■ What is needed:
For this task, every record below must be reproduced exactly.

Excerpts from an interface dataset
┄┄┄┄┄┄┄┄┄┄
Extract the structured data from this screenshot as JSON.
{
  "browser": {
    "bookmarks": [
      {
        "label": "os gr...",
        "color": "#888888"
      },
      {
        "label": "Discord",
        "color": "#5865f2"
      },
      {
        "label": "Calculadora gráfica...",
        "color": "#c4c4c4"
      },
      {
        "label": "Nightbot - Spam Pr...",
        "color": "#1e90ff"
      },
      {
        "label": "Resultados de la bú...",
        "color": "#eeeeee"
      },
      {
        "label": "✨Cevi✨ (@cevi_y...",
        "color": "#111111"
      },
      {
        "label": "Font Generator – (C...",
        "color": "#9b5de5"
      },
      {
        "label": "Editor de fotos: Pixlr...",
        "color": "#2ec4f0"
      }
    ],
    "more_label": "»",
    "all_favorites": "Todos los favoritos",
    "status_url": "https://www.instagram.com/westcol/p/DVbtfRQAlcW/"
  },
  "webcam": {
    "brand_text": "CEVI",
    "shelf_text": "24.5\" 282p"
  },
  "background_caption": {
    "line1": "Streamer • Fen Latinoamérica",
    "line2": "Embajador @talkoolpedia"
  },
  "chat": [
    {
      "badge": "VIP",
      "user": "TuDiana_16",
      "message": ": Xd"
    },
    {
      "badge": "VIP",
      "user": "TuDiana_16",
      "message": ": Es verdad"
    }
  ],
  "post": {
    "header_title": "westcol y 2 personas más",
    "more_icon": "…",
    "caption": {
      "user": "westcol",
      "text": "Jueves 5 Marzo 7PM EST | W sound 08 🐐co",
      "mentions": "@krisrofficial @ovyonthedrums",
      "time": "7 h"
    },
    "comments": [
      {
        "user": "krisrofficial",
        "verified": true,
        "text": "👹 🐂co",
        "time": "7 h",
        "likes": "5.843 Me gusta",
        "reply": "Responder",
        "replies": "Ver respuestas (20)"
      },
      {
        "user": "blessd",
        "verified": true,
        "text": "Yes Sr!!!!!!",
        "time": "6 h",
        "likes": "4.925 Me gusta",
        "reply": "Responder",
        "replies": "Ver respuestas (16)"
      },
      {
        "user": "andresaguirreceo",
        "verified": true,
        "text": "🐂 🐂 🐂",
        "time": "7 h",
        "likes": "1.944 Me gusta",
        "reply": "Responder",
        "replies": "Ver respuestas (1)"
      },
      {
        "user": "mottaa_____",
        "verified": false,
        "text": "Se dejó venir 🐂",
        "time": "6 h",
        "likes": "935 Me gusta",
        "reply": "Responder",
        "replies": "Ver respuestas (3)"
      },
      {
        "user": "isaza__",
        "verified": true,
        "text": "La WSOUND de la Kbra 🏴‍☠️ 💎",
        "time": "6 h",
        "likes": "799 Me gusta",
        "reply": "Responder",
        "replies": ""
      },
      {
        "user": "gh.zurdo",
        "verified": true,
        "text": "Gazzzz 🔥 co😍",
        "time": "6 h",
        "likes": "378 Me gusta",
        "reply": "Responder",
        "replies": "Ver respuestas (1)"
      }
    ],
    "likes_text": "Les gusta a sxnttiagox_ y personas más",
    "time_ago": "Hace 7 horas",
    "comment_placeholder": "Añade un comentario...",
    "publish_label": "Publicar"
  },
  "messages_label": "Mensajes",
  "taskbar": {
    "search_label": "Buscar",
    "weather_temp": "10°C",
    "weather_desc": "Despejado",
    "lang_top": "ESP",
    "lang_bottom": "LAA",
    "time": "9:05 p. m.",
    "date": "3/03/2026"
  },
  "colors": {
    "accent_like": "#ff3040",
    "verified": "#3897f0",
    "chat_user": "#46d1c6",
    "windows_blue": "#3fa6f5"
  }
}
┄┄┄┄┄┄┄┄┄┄
■ Solution for this problem:
Extract the structured data from this screenshot as JSON.
{
  "browser": {
    "bookmarks": [
      {
        "label": "os gr...",
        "color": "#888888"
      },
      {
        "label": "Discord",
        "color": "#5865f2"
      },
      {
        "label": "Calculadora gráfica...",
        "color": "#c4c4c4"
      },
      {
        "label": "Nightbot - Spam Pr...",
        "color": "#1e90ff"
      },
      {
        "label": "Resultados de la bú...",
        "color": "#eeeeee"
      },
      {
        "label": "✨Cevi✨ (@cevi_y...",
        "color": "#111111"
      },
      {
        "label": "Font Generator – (C...",
        "color": "#9b5de5"
      },
      {
        "label": "Editor de fotos: Pixlr...",
        "color": "#2ec4f0"
      }
    ],
    "more_label": "»",
    "all_favorites": "Todos los favoritos",
    "status_url": "https://www.instagram.com/westcol/p/DVbtfRQAlcW/"
  },
  "webcam": {
    "brand_text": "CEVI",
    "shelf_text": "24.5\" 282p"
  },
  "background_caption": {
    "line1": "Streamer • Fen Latinoamérica",
    "line2": "Embajador @talkoolpedia"
  },
  "chat": [
    {
      "badge": "VIP",
      "user": "TuDiana_16",
      "message": ": Xd"
    },
    {
      "badge": "VIP",
      "user": "TuDiana_16",
      "message": ": Es verdad"
    }
  ],
  "post": {
    "header_title": "westcol y 2 personas más",
    "more_icon": "…",
    "caption": {
      "user": "westcol",
      "text": "Jueves 5 Marzo 7PM EST | W sound 08 🐐co",
      "mentions": "@krisrofficial @ovyonthedrums",
      "time": "7 h"
    },
    "comments": [
      {
        "user": "krisrofficial",
        "verified": true,
        "text": "👹 🐂co",
        "time": "7 h",
        "likes": "5.843 Me gusta",
        "reply": "Responder",
        "replies": "Ver respuestas (20)"
      },
      {
        "user": "blessd",
        "verified": true,
        "text": "Yes Sr!!!!!!",
        "time": "6 h",
        "likes": "4.925 Me gusta",
        "reply": "Responder",
        "replies": "Ver respuestas (16)"
      },
      {
        "user": "andresaguirreceo",
        "verified": true,
        "text": "🐂 🐂 🐂",
        "time": "7 h",
        "likes": "1.944 Me gusta",
        "reply": "Responder",
        "replies": "Ver respuestas (1)"
      },
      {
        "user": "mottaa_____",
        "verified": false,
        "text": "Se dejó venir 🐂",
        "time": "6 h",
        "likes": "935 Me gusta",
        "reply": "Responder",
        "replies": "Ver respuestas (3)"
      },
      {
        "user": "isaza__",
        "verified": true,
        "text": "La WSOUND de la Kbra 🏴‍☠️ 💎",
        "time": "6 h",
        "likes": "799 Me gusta",
        "reply": "Responder",
        "replies": ""
      },
      {
        "user": "gh.zurdo",
        "verified": true,
        "text": "Gazzzz 🔥 co😍",
        "time": "6 h",
        "likes": "378 Me gusta",
        "reply": "Responder",
        "replies": "Ver respuestas (1)"
      }
    ],
    "likes_text": "Les gusta a sxnttiagox_ y personas más",
    "time_ago": "Hace 7 horas",
    "comment_placeholder": "Añade un comentario...",
    "publish_label": "Publicar"
  },
  "messages_label": "Mensajes",
  "taskbar": {
    "search_label": "Buscar",
    "weather_temp": "10°C",
    "weather_desc": "Despejado",
    "lang_top": "ESP",
    "lang_bottom": "LAA",
    "time": "9:05 p. m.",
    "date": "3/03/2026"
  },
  "colors": {
    "accent_like": "#ff3040",
    "verified": "#3897f0",
    "chat_user": "#46d1c6",
    "windows_blue": "#3fa6f5"
  }
}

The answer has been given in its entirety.